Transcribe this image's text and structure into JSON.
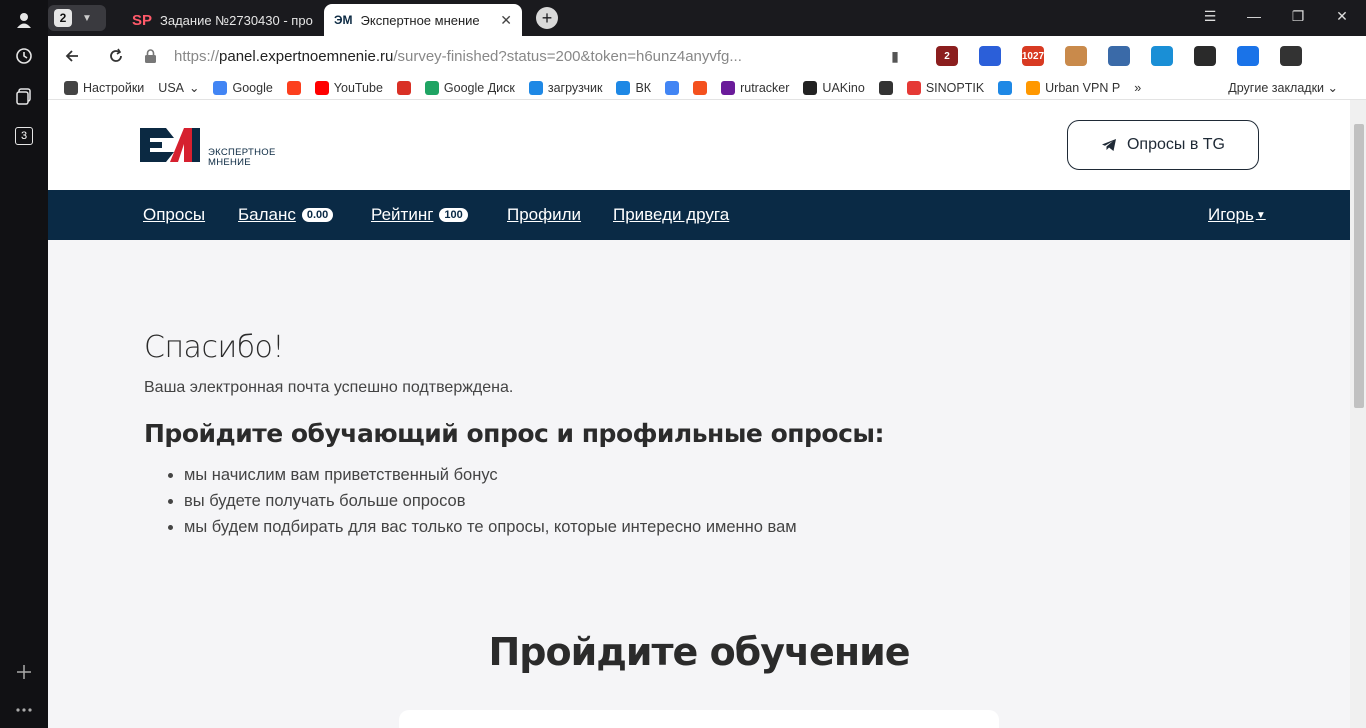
{
  "browser": {
    "tab_count": "2",
    "rail_badge": "3",
    "tabs": [
      {
        "favicon": "SP",
        "title": "Задание №2730430 - про"
      },
      {
        "favicon": "ЭМ",
        "title": "Экспертное мнение"
      }
    ],
    "url_host": "panel.expertnoemnenie.ru",
    "url_path": "/survey-finished?status=200&token=h6unz4anyvfg...",
    "url_scheme": "https://",
    "extensions": [
      {
        "badge": "2",
        "color": "#8b1e1e"
      },
      {
        "badge": "",
        "color": "#2b5fd9"
      },
      {
        "badge": "1027",
        "color": "#d83a22"
      },
      {
        "badge": "",
        "color": "#c98a4b"
      },
      {
        "badge": "",
        "color": "#3a6aa8"
      },
      {
        "badge": "",
        "color": "#1a8fd6"
      },
      {
        "badge": "",
        "color": "#2a2a2a"
      },
      {
        "badge": "",
        "color": "#1a73e8"
      },
      {
        "badge": "",
        "color": "#333333"
      }
    ],
    "bookmarks": [
      {
        "label": "Настройки",
        "icon": "gear-icon",
        "color": "#444444"
      },
      {
        "label": "USA",
        "icon": "",
        "color": ""
      },
      {
        "label": "Google",
        "icon": "google-icon",
        "color": "#4285f4"
      },
      {
        "label": "",
        "icon": "yandex-icon",
        "color": "#fc3f1d"
      },
      {
        "label": "YouTube",
        "icon": "youtube-icon",
        "color": "#ff0000"
      },
      {
        "label": "",
        "icon": "gmail-icon",
        "color": "#d93025"
      },
      {
        "label": "Google Диск",
        "icon": "drive-icon",
        "color": "#1fa463"
      },
      {
        "label": "загрузчик",
        "icon": "loader-icon",
        "color": "#1e88e5"
      },
      {
        "label": "ВК",
        "icon": "vk-icon",
        "color": "#1e88e5"
      },
      {
        "label": "",
        "icon": "translate-icon",
        "color": "#4285f4"
      },
      {
        "label": "",
        "icon": "f-icon",
        "color": "#f4511e"
      },
      {
        "label": "rutracker",
        "icon": "rutracker-icon",
        "color": "#6a1b9a"
      },
      {
        "label": "UAKino",
        "icon": "uakino-icon",
        "color": "#222222"
      },
      {
        "label": "",
        "icon": "chess-icon",
        "color": "#333333"
      },
      {
        "label": "SINOPTIK",
        "icon": "thermometer-icon",
        "color": "#e53935"
      },
      {
        "label": "",
        "icon": "p-icon",
        "color": "#1e88e5"
      },
      {
        "label": "Urban VPN P",
        "icon": "rainbow-icon",
        "color": "#ff9800"
      }
    ],
    "bookmarks_more": "»",
    "other_bookmarks": "Другие закладки"
  },
  "site": {
    "logo_line1": "ЭКСПЕРТНОЕ",
    "logo_line2": "МНЕНИЕ",
    "tg_button": "Опросы в TG",
    "nav": {
      "surveys": "Опросы",
      "balance": "Баланс",
      "balance_value": "0.00",
      "rating": "Рейтинг",
      "rating_value": "100",
      "profiles": "Профили",
      "invite": "Приведи друга",
      "user": "Игорь"
    },
    "brand_colors": {
      "navy": "#0a2a45",
      "red": "#d6202f"
    }
  },
  "main": {
    "thanks_title": "Спасибо!",
    "confirm_text": "Ваша электронная почта успешно подтверждена.",
    "sub_title": "Пройдите обучающий опрос и профильные опросы:",
    "bullets": [
      "мы начислим вам приветственный бонус",
      "вы будете получать больше опросов",
      "мы будем подбирать для вас только те опросы, которые интересно именно вам"
    ],
    "training_title": "Пройдите обучение"
  }
}
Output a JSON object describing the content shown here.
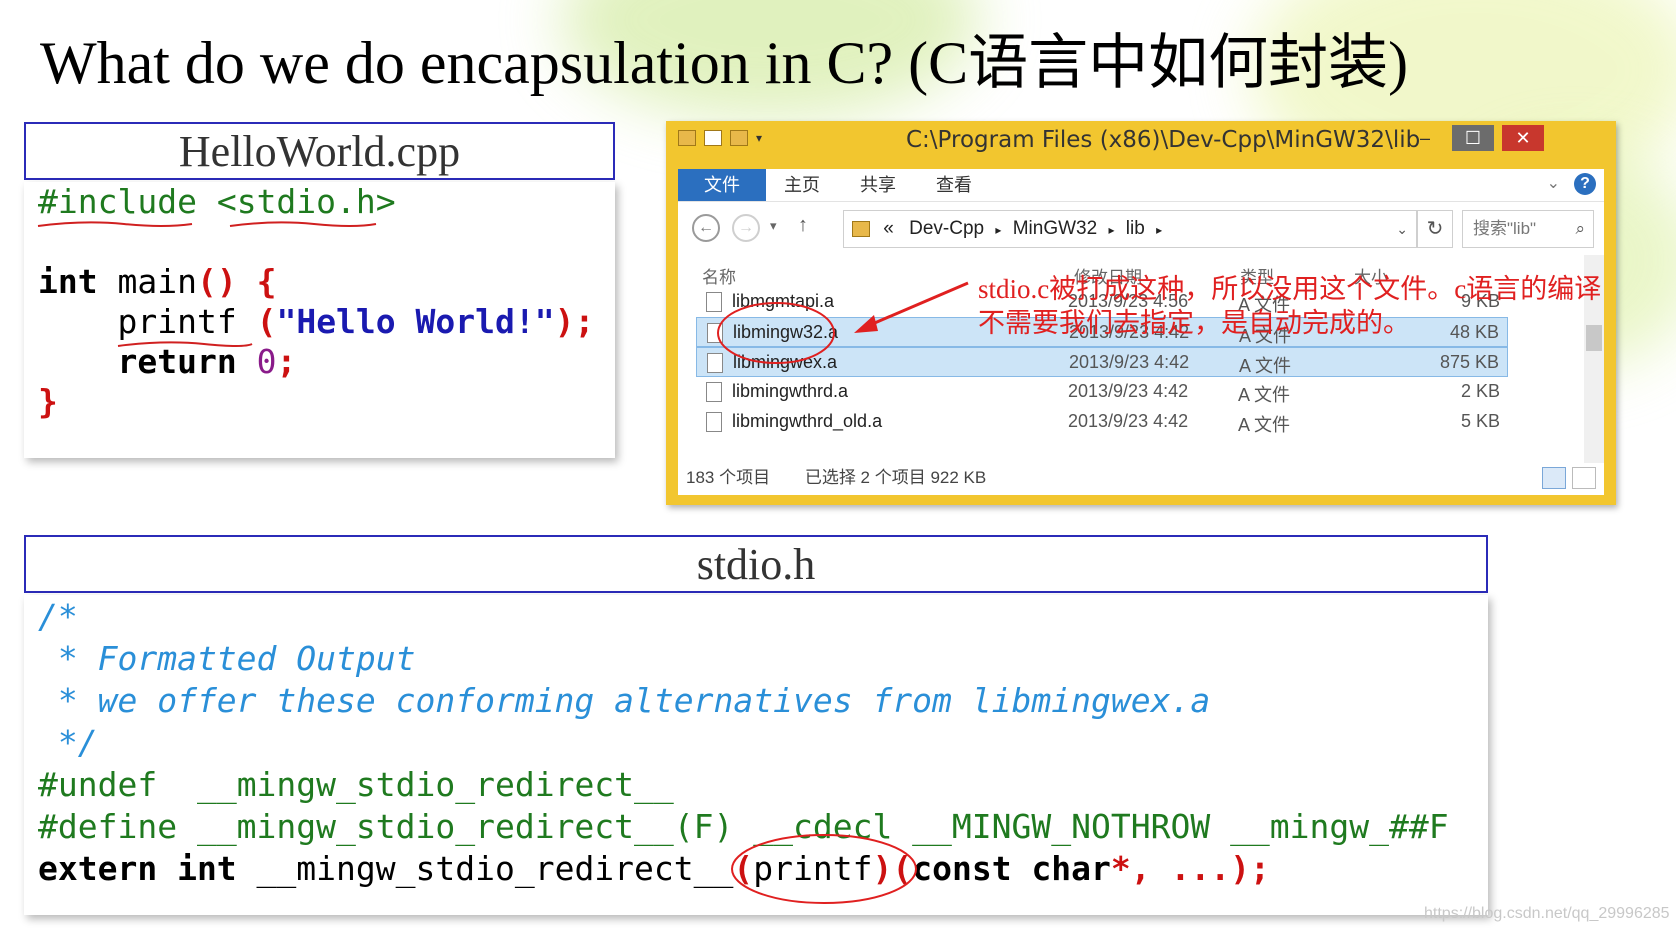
{
  "slide": {
    "title": "What do we do encapsulation in C? (C语言中如何封装)"
  },
  "helloworld": {
    "header": "HelloWorld.cpp",
    "include_directive": "#include",
    "include_file": "<stdio.h>",
    "int_kw": "int",
    "main_sig": " main",
    "main_parens": "()",
    "open_brace": "{",
    "printf": "printf",
    "printf_open": " (",
    "printf_arg": "\"Hello World!\"",
    "printf_close": ");",
    "return_kw": "return",
    "return_val": "0",
    "semicolon": ";",
    "close_brace": "}"
  },
  "explorer": {
    "window_title": "C:\\Program Files (x86)\\Dev-Cpp\\MinGW32\\lib",
    "ribbon_tabs": [
      "文件",
      "主页",
      "共享",
      "查看"
    ],
    "breadcrumb": [
      "«",
      "Dev-Cpp",
      "MinGW32",
      "lib"
    ],
    "search_placeholder": "搜索\"lib\"",
    "columns": {
      "name": "名称",
      "date": "修改日期",
      "type": "类型",
      "size": "大小"
    },
    "files": [
      {
        "name": "libmgmtapi.a",
        "date": "2013/9/23 4:56",
        "type": "A 文件",
        "size": "9 KB",
        "selected": false
      },
      {
        "name": "libmingw32.a",
        "date": "2013/9/23 4:42",
        "type": "A 文件",
        "size": "48 KB",
        "selected": true
      },
      {
        "name": "libmingwex.a",
        "date": "2013/9/23 4:42",
        "type": "A 文件",
        "size": "875 KB",
        "selected": true
      },
      {
        "name": "libmingwthrd.a",
        "date": "2013/9/23 4:42",
        "type": "A 文件",
        "size": "2 KB",
        "selected": false
      },
      {
        "name": "libmingwthrd_old.a",
        "date": "2013/9/23 4:42",
        "type": "A 文件",
        "size": "5 KB",
        "selected": false
      }
    ],
    "status": {
      "count": "183 个项目",
      "selected": "已选择 2 个项目  922 KB"
    }
  },
  "annotation": {
    "line1": "stdio.c被打成这种，所以没用这个文件。c语言的编译",
    "line2": "不需要我们去指定，是自动完成的。"
  },
  "stdio": {
    "header": "stdio.h",
    "c1": "/*",
    "c2": " * Formatted Output",
    "c3": " * we offer these conforming alternatives from libmingwex.a",
    "c4": " */",
    "undef_kw": "#undef",
    "undef_name": "  __mingw_stdio_redirect__",
    "define_kw": "#define",
    "define_rest": " __mingw_stdio_redirect__(F) __cdecl __MINGW_NOTHROW __mingw_##F",
    "extern_kw": "extern int",
    "extern_name": " __mingw_stdio_redirect__",
    "extern_open": "(",
    "extern_printf": "printf",
    "extern_close": ")(",
    "extern_const": "const char",
    "extern_star": "*",
    "extern_rest": ", ...);"
  },
  "watermark": "https://blog.csdn.net/qq_29996285"
}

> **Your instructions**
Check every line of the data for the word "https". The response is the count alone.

> **Response to the exercise**
2